The Associated Press reports that today, King Abdullah II of Jordan is scheduled to speak with Congressional committees, via video, about his opposition to Israel extending Israeli law to parts of the “West Bank.”
But there are reports that the discussion between the king and Congress is likely to cover a topic even more controversial than that.
At issue is the extradition of Hamas terrorist Ahlam Tamimi, who masterminded the 2001 Sbarro massacre in Israel, which killed 7 children from the ages of 2 to 16 years old. As part of a deal for the release of hostage Gilad Shalit, Hamas demanded that Tamimi be included among the over 1,000 terrorists freed.
Israel acquiesced to the ransom demand.
Tamimi ended up in Jordan, where she was not only welcomed with open arms — she became a celebrity and had her own TV show for a number of years.
But 2 of the people Tamimi killed were American citizens, and in 2013 she was indicted in the US on the charge of conspiring to use a weapon of mass destruction against American nationals. Despite the fact that there is an extradition treaty between the US and Jordan, and that in 1995 it was used to extradite Jordanian national Eyad Ismoil to the US for his part in the 1993 bombing of the World Trade Center — Jordan has refused to extradite, and has questioned the validity of the treaty itself.
Pressure has been steadily building as Jordan’s refusal has been covered in the media and members of Congress have begun asking questions.
Today may be the day that King Abdullah can no longer avoid facing the issue of extradition.
And there are indications that the US may be backing up their request with a threat.
Henry Wooster is Trump’s nominee to be the next US ambassador to Jordan. While being questioned by the Senate Foreign Relations Committee during confirmation hearings, Wooster responded to a question by Senator Ted Cruz on what leverage is available for getting Jordan to extradite Tamimi:

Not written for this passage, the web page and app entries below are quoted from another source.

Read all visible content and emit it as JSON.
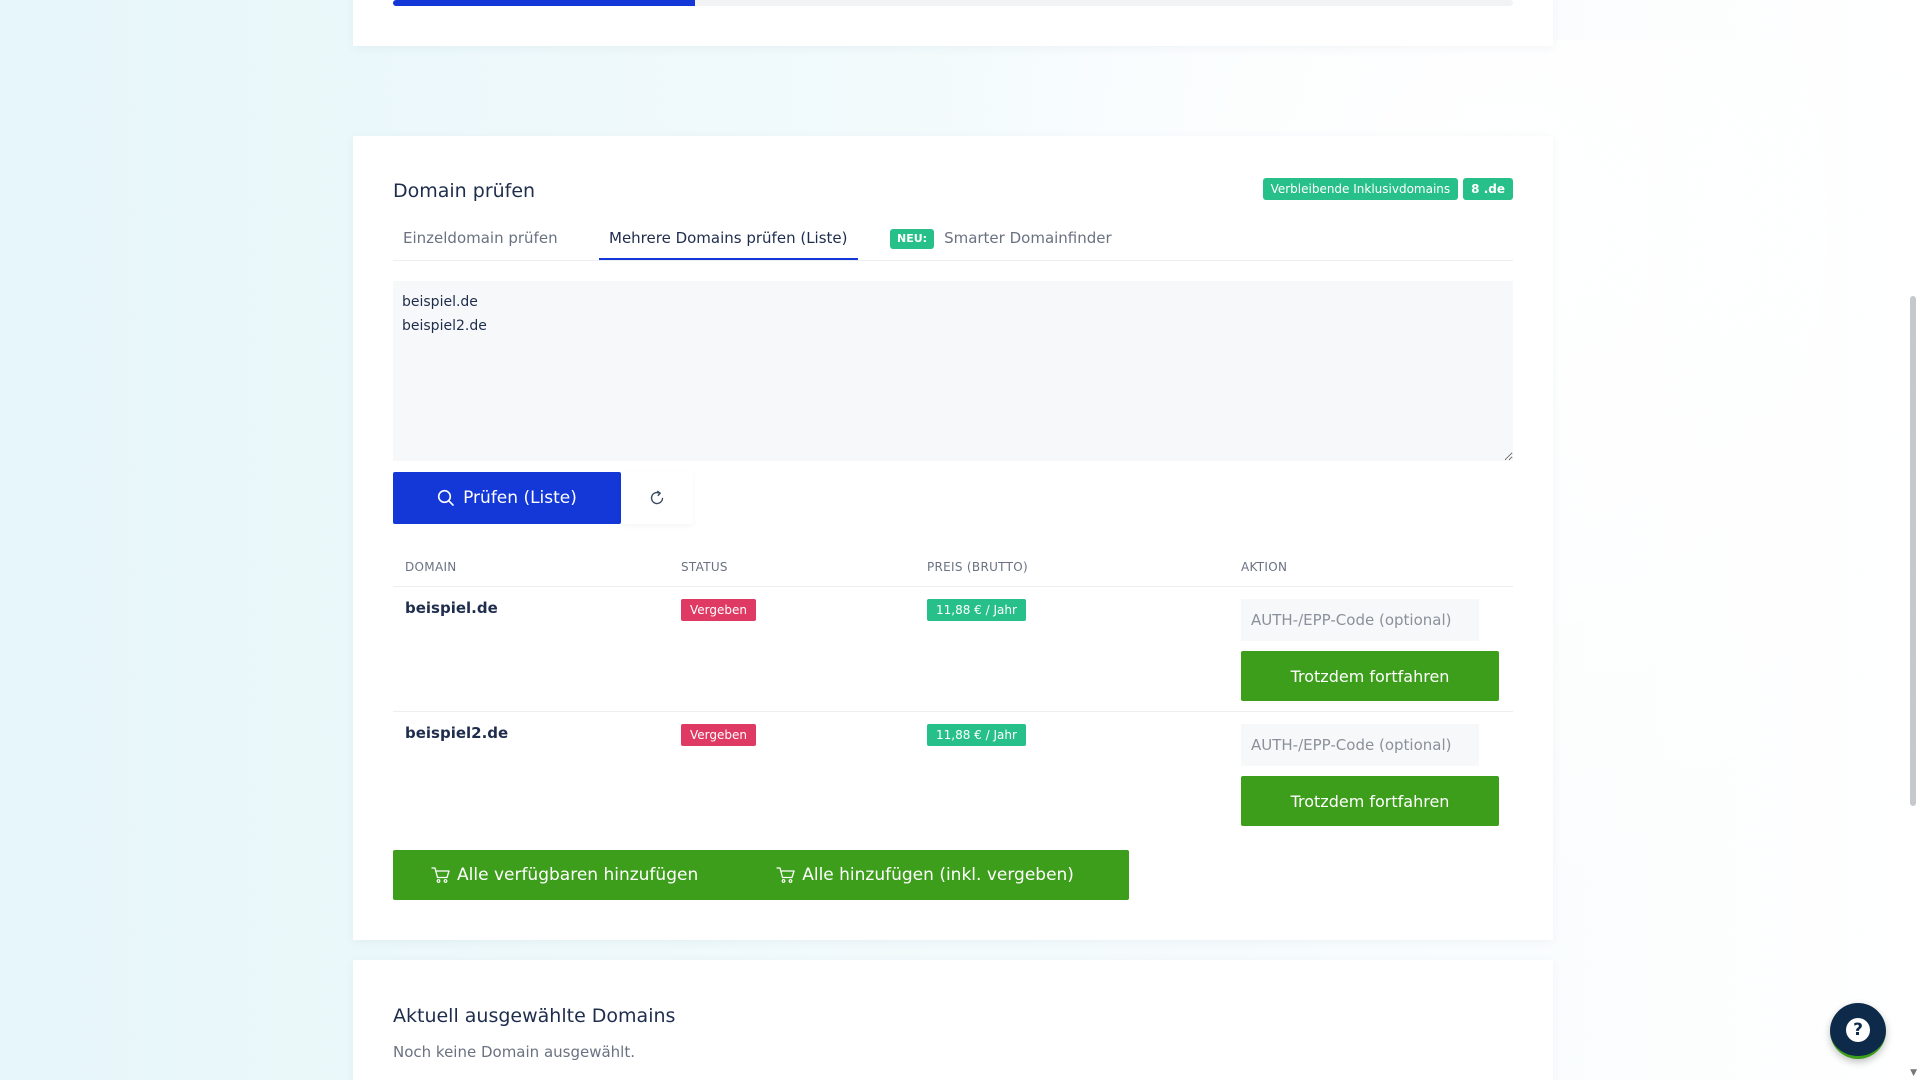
{
  "progress": {
    "fraction": 0.27
  },
  "domain_check": {
    "title": "Domain prüfen",
    "badge_remaining_label": "Verbleibende Inklusivdomains",
    "badge_remaining_value": "8 .de",
    "tabs": [
      {
        "label": "Einzeldomain prüfen",
        "active": false
      },
      {
        "label": "Mehrere Domains prüfen (Liste)",
        "active": true
      },
      {
        "label": "Smarter Domainfinder",
        "new_badge": "NEU:",
        "active": false
      }
    ],
    "textarea_value": "beispiel.de\nbeispiel2.de",
    "check_button": "Prüfen (Liste)",
    "icons": {
      "check": "search-icon",
      "reset": "refresh-icon",
      "cart": "cart-icon",
      "help": "question-icon"
    },
    "table": {
      "headers": [
        "DOMAIN",
        "STATUS",
        "PREIS (BRUTTO)",
        "AKTION"
      ],
      "rows": [
        {
          "domain": "beispiel.de",
          "status": "Vergeben",
          "price": "11,88 € / Jahr",
          "auth_placeholder": "AUTH-/EPP-Code (optional)",
          "action": "Trotzdem fortfahren"
        },
        {
          "domain": "beispiel2.de",
          "status": "Vergeben",
          "price": "11,88 € / Jahr",
          "auth_placeholder": "AUTH-/EPP-Code (optional)",
          "action": "Trotzdem fortfahren"
        }
      ]
    },
    "add_available": "Alle verfügbaren hinzufügen",
    "add_all": "Alle hinzufügen (inkl. vergeben)"
  },
  "selected": {
    "title": "Aktuell ausgewählte Domains",
    "empty": "Noch keine Domain ausgewählt."
  },
  "colors": {
    "primary": "#1438d8",
    "success": "#3c9e1b",
    "badge_green": "#28c08a",
    "status_taken": "#df3a63"
  }
}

The United States has multiple options and different types of leverage to secure Ahlam Aref Ahmad Al-Tamimiâ€™s extradition. We will continue to engage Jordanian officials at all levels not only on this issue, but also on the extradition treaty more broadly. U.S. generosity to Jordan in Foreign Military Financing as well as economic support and other assistance is carefully calibrated to protect and advance the range of U.S. interests in Jordan and in the region…If confirmed, I would explore all options to bring Ahlam Aref Ahmad Al-Tamimi to justice, secure her extradition, and address the broader issues associated with the extradition treaty.â€
|Henry Wooster. (Public Domain)|

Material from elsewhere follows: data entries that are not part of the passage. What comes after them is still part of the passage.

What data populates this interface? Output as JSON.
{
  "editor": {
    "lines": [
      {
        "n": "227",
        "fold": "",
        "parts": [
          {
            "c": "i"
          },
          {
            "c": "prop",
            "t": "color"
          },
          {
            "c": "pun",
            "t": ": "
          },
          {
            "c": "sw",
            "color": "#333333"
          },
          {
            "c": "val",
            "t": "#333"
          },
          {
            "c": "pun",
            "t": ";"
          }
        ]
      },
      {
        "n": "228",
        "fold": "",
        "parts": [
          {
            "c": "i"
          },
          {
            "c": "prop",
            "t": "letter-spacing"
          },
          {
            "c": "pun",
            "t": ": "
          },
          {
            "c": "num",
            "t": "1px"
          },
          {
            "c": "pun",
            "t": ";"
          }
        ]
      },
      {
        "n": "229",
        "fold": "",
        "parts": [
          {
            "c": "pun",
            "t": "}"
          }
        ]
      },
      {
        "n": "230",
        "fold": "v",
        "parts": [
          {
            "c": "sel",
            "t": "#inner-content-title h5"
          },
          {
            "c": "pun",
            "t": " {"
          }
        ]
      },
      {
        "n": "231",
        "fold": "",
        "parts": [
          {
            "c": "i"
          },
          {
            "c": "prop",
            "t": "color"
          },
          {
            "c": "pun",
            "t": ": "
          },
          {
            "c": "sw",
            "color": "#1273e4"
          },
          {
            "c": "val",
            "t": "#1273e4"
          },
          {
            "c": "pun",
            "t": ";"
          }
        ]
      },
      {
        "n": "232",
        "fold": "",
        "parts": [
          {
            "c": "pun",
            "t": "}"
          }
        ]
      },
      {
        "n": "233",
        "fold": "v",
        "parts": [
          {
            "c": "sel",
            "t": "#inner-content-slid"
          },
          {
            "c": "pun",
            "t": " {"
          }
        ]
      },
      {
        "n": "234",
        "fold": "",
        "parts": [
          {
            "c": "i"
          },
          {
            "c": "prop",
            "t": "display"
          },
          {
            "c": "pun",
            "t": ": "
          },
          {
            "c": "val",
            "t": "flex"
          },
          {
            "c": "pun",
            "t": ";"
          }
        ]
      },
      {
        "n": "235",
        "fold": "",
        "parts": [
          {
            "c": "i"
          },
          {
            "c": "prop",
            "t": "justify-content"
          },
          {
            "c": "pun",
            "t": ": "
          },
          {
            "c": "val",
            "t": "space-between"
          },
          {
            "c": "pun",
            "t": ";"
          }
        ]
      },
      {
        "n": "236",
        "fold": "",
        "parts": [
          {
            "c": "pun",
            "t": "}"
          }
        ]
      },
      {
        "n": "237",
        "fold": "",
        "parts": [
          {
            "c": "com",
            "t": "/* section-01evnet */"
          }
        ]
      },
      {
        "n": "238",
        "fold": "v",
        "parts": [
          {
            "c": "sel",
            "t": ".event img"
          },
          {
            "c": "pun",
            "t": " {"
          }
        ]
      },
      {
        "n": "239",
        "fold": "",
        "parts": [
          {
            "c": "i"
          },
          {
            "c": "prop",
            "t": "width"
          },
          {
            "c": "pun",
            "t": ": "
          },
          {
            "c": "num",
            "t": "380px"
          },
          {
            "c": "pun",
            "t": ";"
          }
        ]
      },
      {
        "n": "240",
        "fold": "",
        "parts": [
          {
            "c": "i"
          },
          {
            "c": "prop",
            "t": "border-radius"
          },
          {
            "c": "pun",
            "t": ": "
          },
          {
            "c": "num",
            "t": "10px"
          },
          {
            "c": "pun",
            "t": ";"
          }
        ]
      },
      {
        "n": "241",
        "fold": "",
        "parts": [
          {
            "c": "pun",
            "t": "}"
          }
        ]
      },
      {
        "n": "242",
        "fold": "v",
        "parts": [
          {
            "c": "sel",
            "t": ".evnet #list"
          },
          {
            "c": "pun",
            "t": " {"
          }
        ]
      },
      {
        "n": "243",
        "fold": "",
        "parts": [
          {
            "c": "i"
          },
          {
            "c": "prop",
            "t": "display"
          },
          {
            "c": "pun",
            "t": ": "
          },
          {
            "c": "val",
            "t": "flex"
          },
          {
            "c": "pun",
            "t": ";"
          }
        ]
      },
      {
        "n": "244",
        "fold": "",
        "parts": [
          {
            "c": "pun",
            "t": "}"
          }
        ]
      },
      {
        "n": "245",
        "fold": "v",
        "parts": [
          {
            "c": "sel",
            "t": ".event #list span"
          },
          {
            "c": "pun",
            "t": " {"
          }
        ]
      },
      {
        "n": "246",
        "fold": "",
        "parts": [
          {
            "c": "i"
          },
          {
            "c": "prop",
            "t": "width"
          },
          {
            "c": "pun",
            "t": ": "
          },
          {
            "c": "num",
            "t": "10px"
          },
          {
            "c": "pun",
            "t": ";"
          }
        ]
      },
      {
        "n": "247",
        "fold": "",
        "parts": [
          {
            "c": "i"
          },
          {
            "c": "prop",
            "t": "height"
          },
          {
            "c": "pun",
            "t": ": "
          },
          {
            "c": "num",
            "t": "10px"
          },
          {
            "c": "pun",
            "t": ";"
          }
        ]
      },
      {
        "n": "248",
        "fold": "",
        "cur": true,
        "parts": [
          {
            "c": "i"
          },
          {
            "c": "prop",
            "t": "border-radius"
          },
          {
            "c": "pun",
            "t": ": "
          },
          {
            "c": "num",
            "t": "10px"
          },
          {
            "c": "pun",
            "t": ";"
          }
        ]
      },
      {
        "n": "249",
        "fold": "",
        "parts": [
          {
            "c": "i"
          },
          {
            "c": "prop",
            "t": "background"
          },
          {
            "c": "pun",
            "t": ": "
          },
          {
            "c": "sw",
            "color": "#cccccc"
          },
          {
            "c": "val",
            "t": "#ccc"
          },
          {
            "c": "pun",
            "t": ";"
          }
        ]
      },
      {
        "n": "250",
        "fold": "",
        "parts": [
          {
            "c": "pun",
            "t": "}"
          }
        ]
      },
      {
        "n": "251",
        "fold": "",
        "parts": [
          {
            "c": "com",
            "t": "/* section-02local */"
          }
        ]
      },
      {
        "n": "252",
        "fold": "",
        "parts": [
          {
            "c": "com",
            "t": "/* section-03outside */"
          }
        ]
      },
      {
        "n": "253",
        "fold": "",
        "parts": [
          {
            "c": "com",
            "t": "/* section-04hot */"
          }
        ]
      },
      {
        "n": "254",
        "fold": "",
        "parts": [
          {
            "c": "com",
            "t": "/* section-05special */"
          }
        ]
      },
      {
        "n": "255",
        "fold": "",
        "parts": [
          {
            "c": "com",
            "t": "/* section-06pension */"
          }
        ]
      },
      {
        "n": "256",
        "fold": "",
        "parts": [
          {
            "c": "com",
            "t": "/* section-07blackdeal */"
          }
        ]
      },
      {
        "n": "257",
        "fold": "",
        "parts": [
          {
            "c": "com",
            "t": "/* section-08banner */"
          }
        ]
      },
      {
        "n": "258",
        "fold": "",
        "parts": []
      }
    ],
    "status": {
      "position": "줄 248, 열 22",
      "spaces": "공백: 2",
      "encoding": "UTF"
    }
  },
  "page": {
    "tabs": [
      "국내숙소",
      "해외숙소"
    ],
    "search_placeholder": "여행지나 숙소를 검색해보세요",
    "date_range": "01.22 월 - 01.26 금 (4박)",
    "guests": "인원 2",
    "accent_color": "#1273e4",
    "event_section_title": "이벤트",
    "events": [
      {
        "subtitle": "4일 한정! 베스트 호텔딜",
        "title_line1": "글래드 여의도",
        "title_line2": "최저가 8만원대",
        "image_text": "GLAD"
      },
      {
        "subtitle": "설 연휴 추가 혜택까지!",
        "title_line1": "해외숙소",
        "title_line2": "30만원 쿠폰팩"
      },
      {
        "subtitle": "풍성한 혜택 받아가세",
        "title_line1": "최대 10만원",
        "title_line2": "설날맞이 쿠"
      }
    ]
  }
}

Wooster’s responses to the questions were obtained by The Associated Press.
The AP’s Matt Lee notes that Wooster’s comments are in contrast to US policy up to this point, which has been to try to address these issues with Jordan quietly, behind the scenes, and avoid making this disagreement public.
It is because Wooster spoke so openly about this, that there are expectations that King Abdullah will be asked directly about Tamimi today.

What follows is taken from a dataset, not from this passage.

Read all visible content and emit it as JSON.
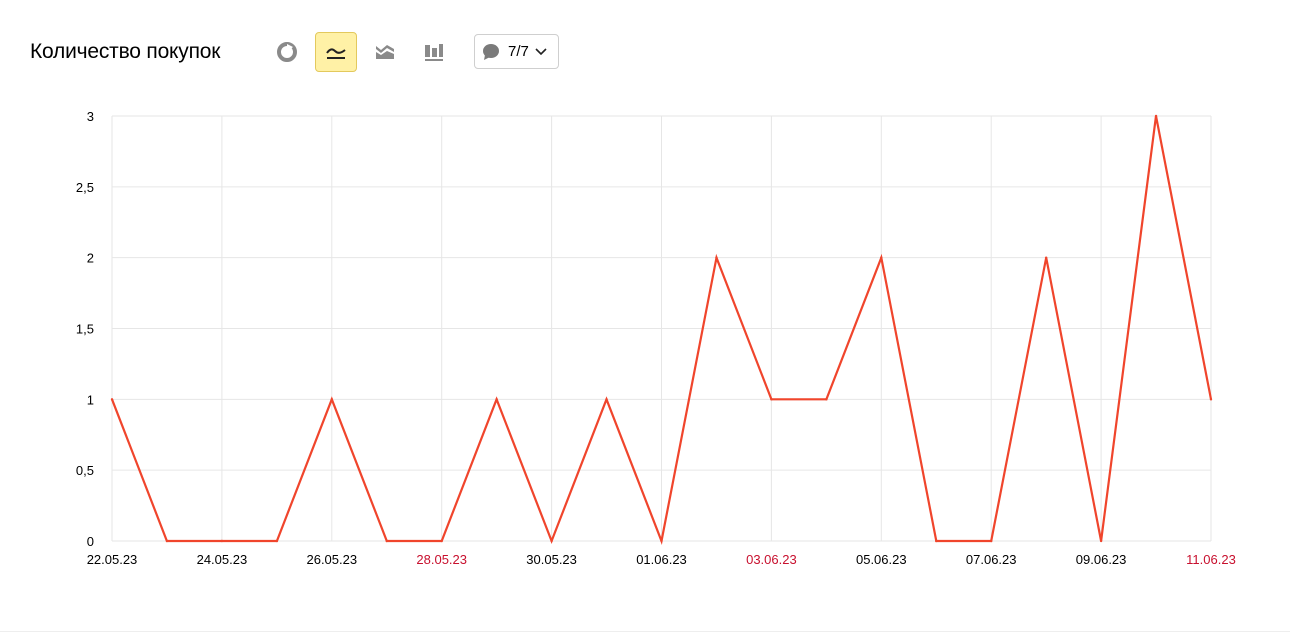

Wooster himself is currently the Deputy Assistant Secretary of State for the Maghreb and Egypt and has served also as the Deputy Chief of Mission, and then Charge dâ€™Affaires, at the U.S. Embassy, Amman, Jordan — so he appreciates the delicacy of the situation.
In his opening statement to the Senate Foreign Relations Committee before taking questions, there is no reference to the US taking a strong stand against Jordan on the extradition issue. Wooster toes the public line, quoting Secretary of State Pompeo that â€œJordan is one of the United Statesâ€™ enduring strategic partners,â€ and emphasizing the US priority to ensure Jordan’s security and stability. Wooster goes so far as to say that Jordan has been “an invaluable ally in our joint work to counter terrorism, support international peacekeeping, and provide humanitarian assistance throughout the region.”
Keep in mind that Wooster’s opening statement was made on May 13 — over a month ago. The questions posed to Wooster and his responses should have all taken place last month. And while his opening statement appears on the websites of the US embassy in Jordan, Roya News in Jordan and Jordan Daily — none of them have the followup questions or answers, though Roya News quotes from the AP article, without any official government response.
So why are Wooster’s responses appearing now, a month later?
The timing implies there may have been a leak to the Associated Press, at a time when Wooster’s answers will have the most impact.
It looks like things may be getting interesting.